=== Begin Enclosure ===

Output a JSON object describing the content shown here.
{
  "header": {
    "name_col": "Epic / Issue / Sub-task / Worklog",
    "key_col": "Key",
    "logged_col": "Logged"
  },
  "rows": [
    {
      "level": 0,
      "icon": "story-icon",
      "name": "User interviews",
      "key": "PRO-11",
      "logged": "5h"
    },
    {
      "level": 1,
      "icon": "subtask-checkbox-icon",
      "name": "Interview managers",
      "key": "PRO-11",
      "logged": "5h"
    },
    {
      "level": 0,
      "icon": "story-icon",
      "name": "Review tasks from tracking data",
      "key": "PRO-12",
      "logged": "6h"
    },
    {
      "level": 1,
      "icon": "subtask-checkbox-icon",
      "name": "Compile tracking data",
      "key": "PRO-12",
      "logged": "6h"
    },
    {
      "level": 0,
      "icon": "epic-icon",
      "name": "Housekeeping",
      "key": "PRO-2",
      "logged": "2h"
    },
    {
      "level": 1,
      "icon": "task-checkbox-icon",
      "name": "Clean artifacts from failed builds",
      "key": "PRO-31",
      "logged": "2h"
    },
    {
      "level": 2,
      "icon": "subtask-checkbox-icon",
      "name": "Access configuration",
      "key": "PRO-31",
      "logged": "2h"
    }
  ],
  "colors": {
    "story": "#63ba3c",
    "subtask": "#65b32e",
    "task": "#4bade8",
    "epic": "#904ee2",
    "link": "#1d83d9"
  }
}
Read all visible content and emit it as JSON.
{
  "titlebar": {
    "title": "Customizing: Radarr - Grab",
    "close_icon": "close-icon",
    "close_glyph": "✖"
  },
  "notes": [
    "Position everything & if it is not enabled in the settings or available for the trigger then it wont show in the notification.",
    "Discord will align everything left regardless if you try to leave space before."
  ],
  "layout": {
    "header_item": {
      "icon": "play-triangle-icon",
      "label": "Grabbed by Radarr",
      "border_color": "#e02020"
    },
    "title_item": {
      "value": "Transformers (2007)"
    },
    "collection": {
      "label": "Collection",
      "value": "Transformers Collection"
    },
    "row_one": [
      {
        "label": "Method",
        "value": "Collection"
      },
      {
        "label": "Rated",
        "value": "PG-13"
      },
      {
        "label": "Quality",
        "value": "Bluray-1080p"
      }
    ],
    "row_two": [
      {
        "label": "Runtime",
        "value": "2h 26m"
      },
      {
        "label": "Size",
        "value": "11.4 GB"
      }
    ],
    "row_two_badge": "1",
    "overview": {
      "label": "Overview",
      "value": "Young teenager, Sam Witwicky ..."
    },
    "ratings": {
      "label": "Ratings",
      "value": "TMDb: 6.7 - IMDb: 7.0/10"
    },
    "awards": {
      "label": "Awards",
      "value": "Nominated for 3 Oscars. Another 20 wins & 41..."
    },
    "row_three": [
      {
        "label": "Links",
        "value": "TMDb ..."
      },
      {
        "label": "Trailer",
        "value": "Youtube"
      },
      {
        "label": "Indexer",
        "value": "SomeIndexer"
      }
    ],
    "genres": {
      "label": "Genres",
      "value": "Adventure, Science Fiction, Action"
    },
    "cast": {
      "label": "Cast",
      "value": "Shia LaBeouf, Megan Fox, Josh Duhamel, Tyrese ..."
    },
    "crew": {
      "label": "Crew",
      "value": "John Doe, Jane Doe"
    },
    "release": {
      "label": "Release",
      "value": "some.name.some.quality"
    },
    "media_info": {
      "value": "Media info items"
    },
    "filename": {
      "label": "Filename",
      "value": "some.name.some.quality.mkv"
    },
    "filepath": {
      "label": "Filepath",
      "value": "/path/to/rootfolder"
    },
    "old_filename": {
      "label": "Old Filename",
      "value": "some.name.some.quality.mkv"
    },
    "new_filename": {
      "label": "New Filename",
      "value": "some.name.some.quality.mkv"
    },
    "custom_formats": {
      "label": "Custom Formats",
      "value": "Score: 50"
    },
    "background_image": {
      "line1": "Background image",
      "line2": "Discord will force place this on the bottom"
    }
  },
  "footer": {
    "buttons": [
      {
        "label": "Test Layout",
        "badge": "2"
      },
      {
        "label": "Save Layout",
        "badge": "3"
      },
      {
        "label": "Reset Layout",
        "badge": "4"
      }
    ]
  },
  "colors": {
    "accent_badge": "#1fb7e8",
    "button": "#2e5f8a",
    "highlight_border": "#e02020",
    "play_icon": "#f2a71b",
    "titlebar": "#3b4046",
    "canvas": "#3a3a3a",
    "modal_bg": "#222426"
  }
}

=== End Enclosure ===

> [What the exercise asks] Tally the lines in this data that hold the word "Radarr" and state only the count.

> [Solution for this exercise] 2